--- START ---
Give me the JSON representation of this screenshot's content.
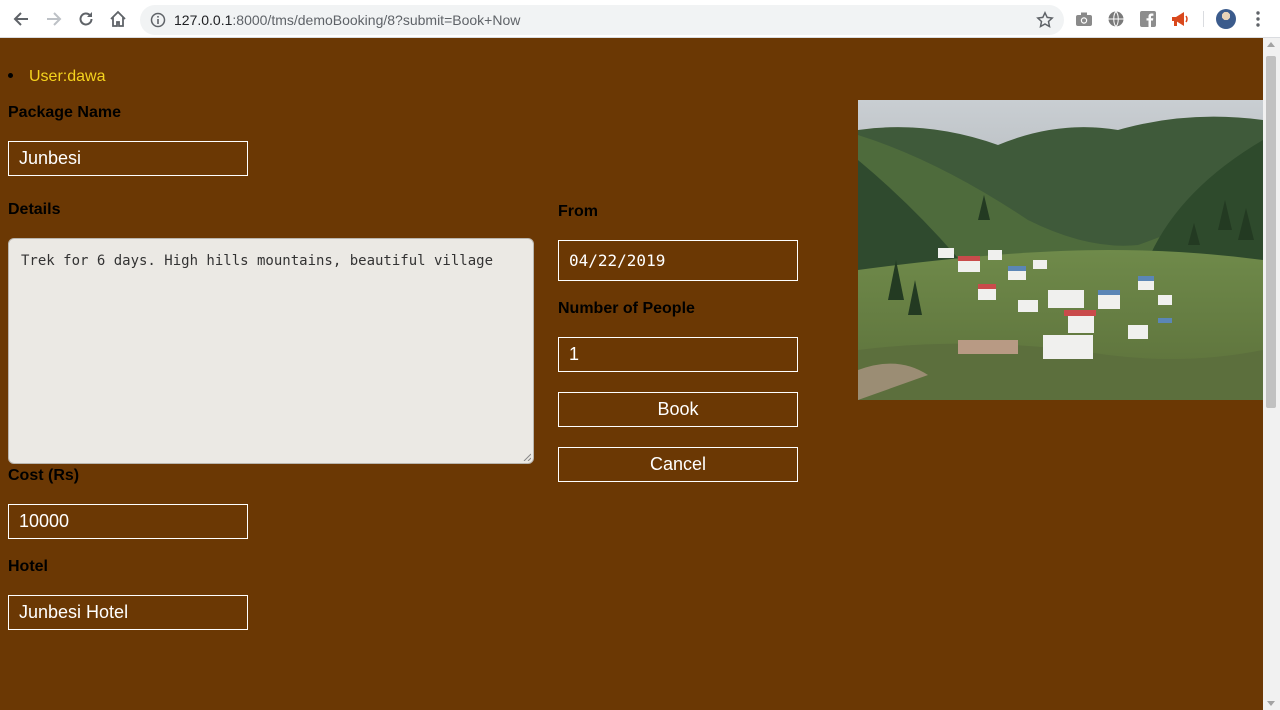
{
  "browser": {
    "url_host": "127.0.0.1",
    "url_rest": ":8000/tms/demoBooking/8?submit=Book+Now"
  },
  "user": {
    "label": "User:dawa"
  },
  "form": {
    "package_name_label": "Package Name",
    "package_name_value": "Junbesi",
    "details_label": "Details",
    "details_value": "Trek for 6 days. High hills mountains, beautiful village",
    "cost_label": "Cost (Rs)",
    "cost_value": "10000",
    "hotel_label": "Hotel",
    "hotel_value": "Junbesi Hotel",
    "from_label": "From",
    "from_value": "04/22/2019",
    "people_label": "Number of People",
    "people_value": "1",
    "book_label": "Book",
    "cancel_label": "Cancel"
  },
  "colors": {
    "page_background": "#6b3804",
    "user_text": "#f5d31e",
    "field_border": "#ffffff"
  },
  "icons": [
    "back-icon",
    "forward-icon",
    "reload-icon",
    "home-icon",
    "info-icon",
    "star-icon",
    "camera-icon",
    "globe-icon",
    "facebook-icon",
    "megaphone-icon",
    "menu-icon"
  ]
}
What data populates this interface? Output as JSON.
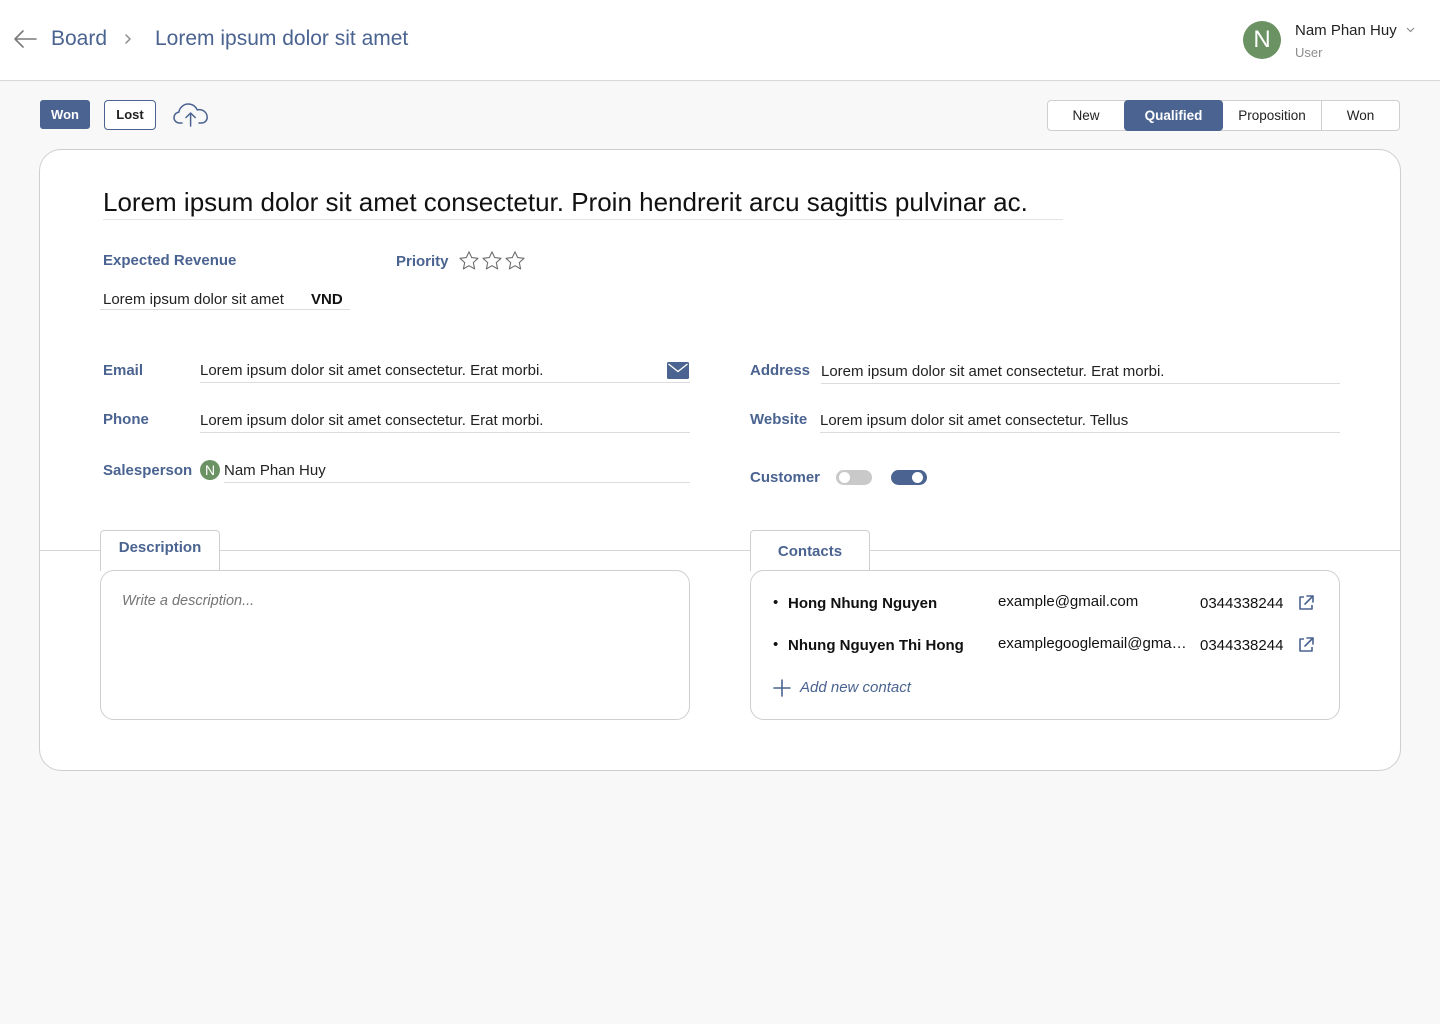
{
  "header": {
    "breadcrumb_root": "Board",
    "breadcrumb_current": "Lorem ipsum dolor sit amet",
    "user": {
      "initial": "N",
      "name": "Nam Phan Huy",
      "role": "User"
    }
  },
  "toolbar": {
    "won_label": "Won",
    "lost_label": "Lost"
  },
  "stages": {
    "items": [
      "New",
      "Qualified",
      "Proposition",
      "Won"
    ],
    "active": "Qualified"
  },
  "deal": {
    "title": "Lorem ipsum dolor sit amet consectetur. Proin hendrerit arcu sagittis pulvinar ac.",
    "expected_revenue_label": "Expected Revenue",
    "expected_revenue_value": "Lorem ipsum dolor sit amet",
    "currency": "VND",
    "priority_label": "Priority",
    "priority_stars": 0,
    "priority_max": 3,
    "email_label": "Email",
    "email_value": "Lorem ipsum dolor sit amet consectetur. Erat morbi.",
    "phone_label": "Phone",
    "phone_value": "Lorem ipsum dolor sit amet consectetur. Erat morbi.",
    "salesperson_label": "Salesperson",
    "salesperson_initial": "N",
    "salesperson_value": "Nam Phan Huy",
    "address_label": "Address",
    "address_value": "Lorem ipsum dolor sit amet consectetur. Erat morbi.",
    "website_label": "Website",
    "website_value": "Lorem ipsum dolor sit amet consectetur. Tellus",
    "customer_label": "Customer"
  },
  "tabs": {
    "description": "Description",
    "contacts": "Contacts"
  },
  "description": {
    "placeholder": "Write a description..."
  },
  "contacts": {
    "items": [
      {
        "name": "Hong Nhung Nguyen",
        "email": "example@gmail.com",
        "phone": "0344338244"
      },
      {
        "name": "Nhung Nguyen Thi Hong",
        "email": "examplegooglemail@gmail.com",
        "phone": "0344338244"
      }
    ],
    "add_label": "Add new contact"
  },
  "colors": {
    "accent": "#4a6390",
    "avatar": "#6b9262",
    "background": "#f8f8f8"
  },
  "icons": [
    "back-arrow-icon",
    "chevron-right-icon",
    "chevron-down-icon",
    "cloud-upload-icon",
    "star-icon",
    "mail-icon",
    "external-link-icon",
    "plus-icon"
  ]
}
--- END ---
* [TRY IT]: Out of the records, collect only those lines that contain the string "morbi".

* [EXERCISE RESPONSE]:
    "email_value": "Lorem ipsum dolor sit amet consectetur. Erat morbi.",
    "phone_value": "Lorem ipsum dolor sit amet consectetur. Erat morbi.",
    "address_value": "Lorem ipsum dolor sit amet consectetur. Erat morbi.",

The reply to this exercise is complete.